#### The problem:
Tally every line of the material that includes "Sansoria", then give the tally and nothing else.

#### Available data:
++++++
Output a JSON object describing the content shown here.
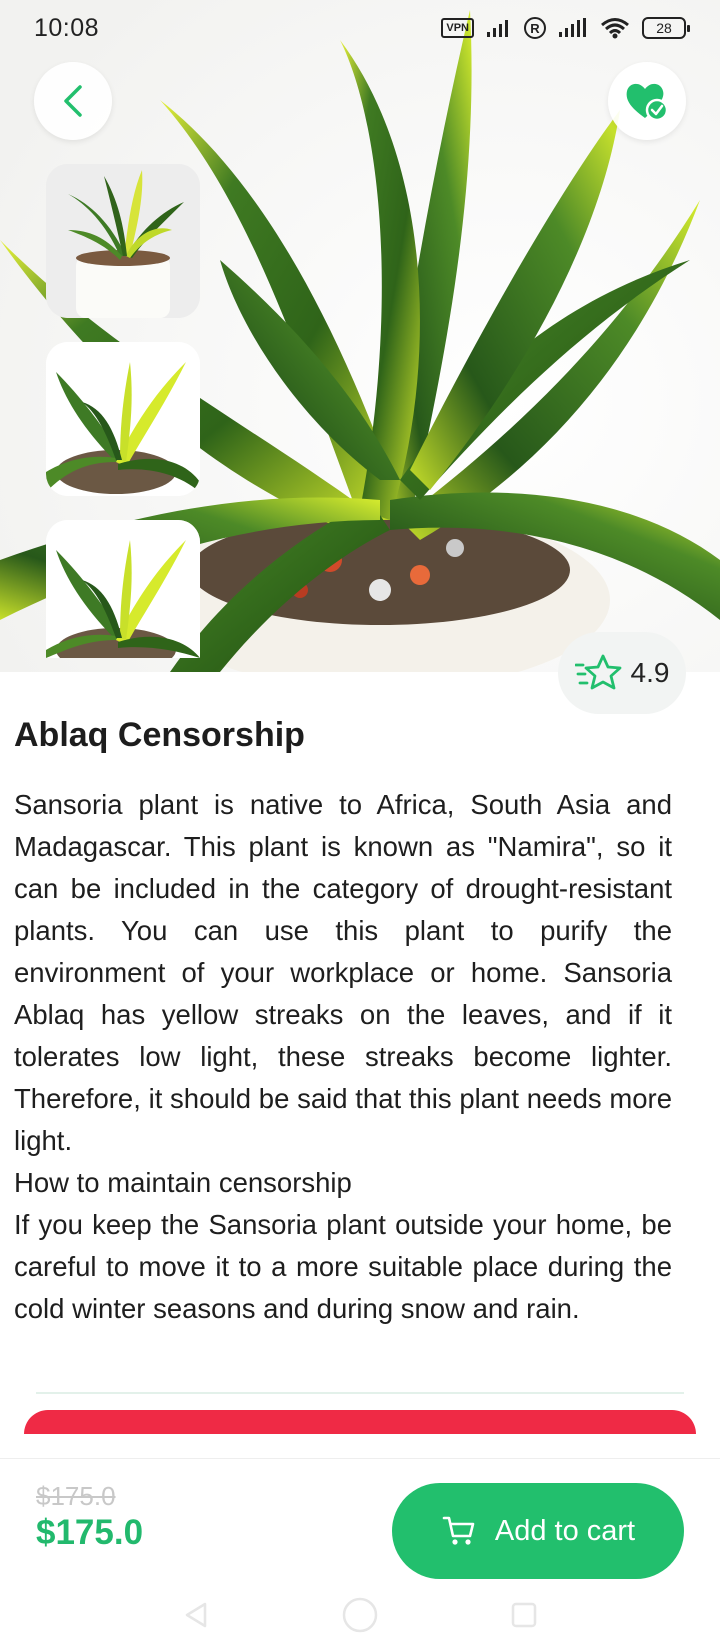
{
  "status_bar": {
    "time": "10:08",
    "vpn_label": "VPN",
    "roaming_label": "R",
    "battery": "28"
  },
  "header": {
    "back_icon": "chevron-left-icon",
    "favorite_icon": "heart-check-icon"
  },
  "gallery": {
    "thumbnails": [
      "plant-in-pot",
      "plant-top-view",
      "plant-close-up"
    ]
  },
  "rating": {
    "value": "4.9",
    "icon": "star-outline-icon"
  },
  "product": {
    "title": "Ablaq Censorship",
    "description": [
      "Sansoria plant is native to Africa, South Asia and Madagascar. This plant is known as \"Namira\", so it can be included in the category of drought-resistant plants. You can use this plant to purify the environment of your workplace or home. Sansoria Ablaq has yellow streaks on the leaves, and if it tolerates low light, these streaks become lighter. Therefore, it should be said that this plant needs more light.",
      "How to maintain censorship",
      "If you keep the Sansoria plant outside your home, be careful to move it to a more suitable place during the cold winter seasons and during snow and rain."
    ]
  },
  "purchase": {
    "old_price": "$175.0",
    "price": "$175.0",
    "add_to_cart_label": "Add to cart",
    "cart_icon": "cart-icon"
  },
  "colors": {
    "accent": "#22bf6d",
    "alert": "#ef2a45"
  }
}
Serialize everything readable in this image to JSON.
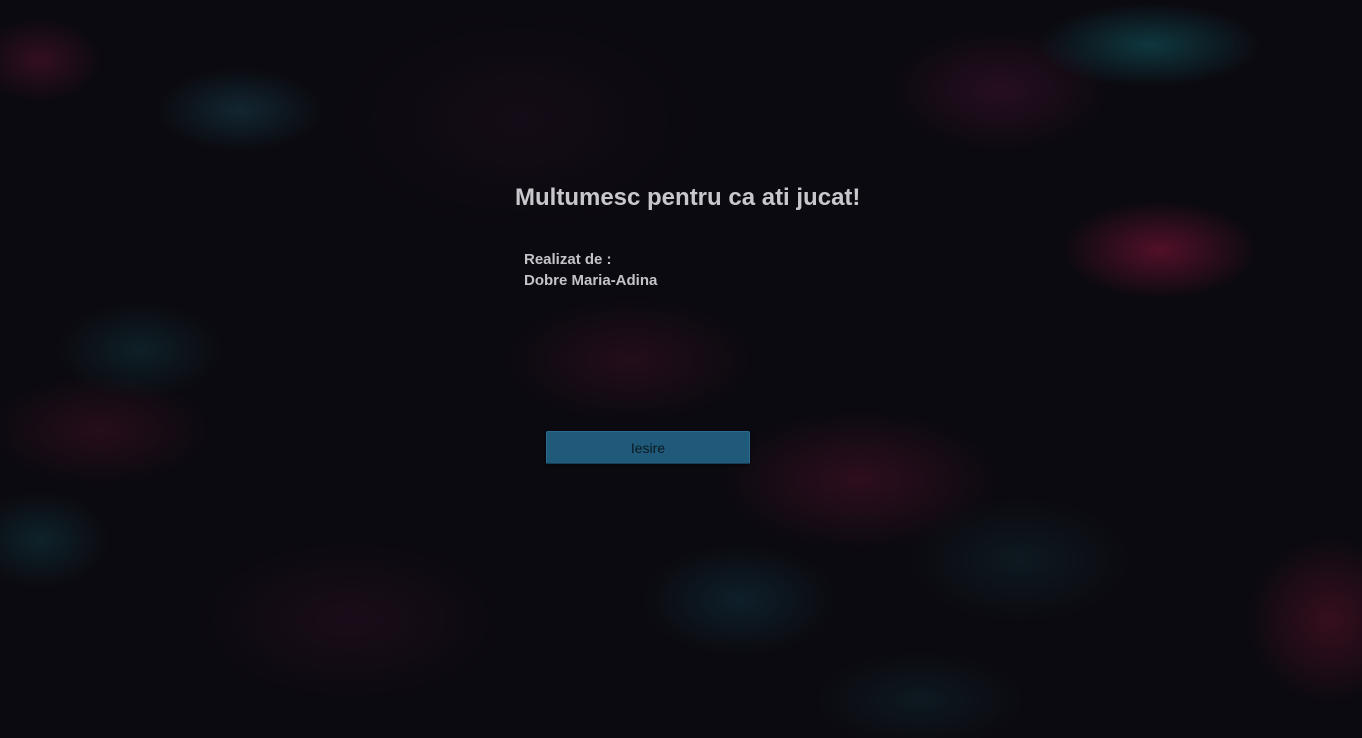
{
  "screen": {
    "title": "Multumesc pentru ca ati jucat!",
    "credits_label": "Realizat de :",
    "credits_name": "Dobre Maria-Adina",
    "exit_button_label": "Iesire"
  },
  "colors": {
    "text": "#c8c8cc",
    "button_background": "#1f5a7a",
    "button_text": "#0c1820",
    "background": "#0b0a10"
  }
}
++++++
#### Exercise answer:
2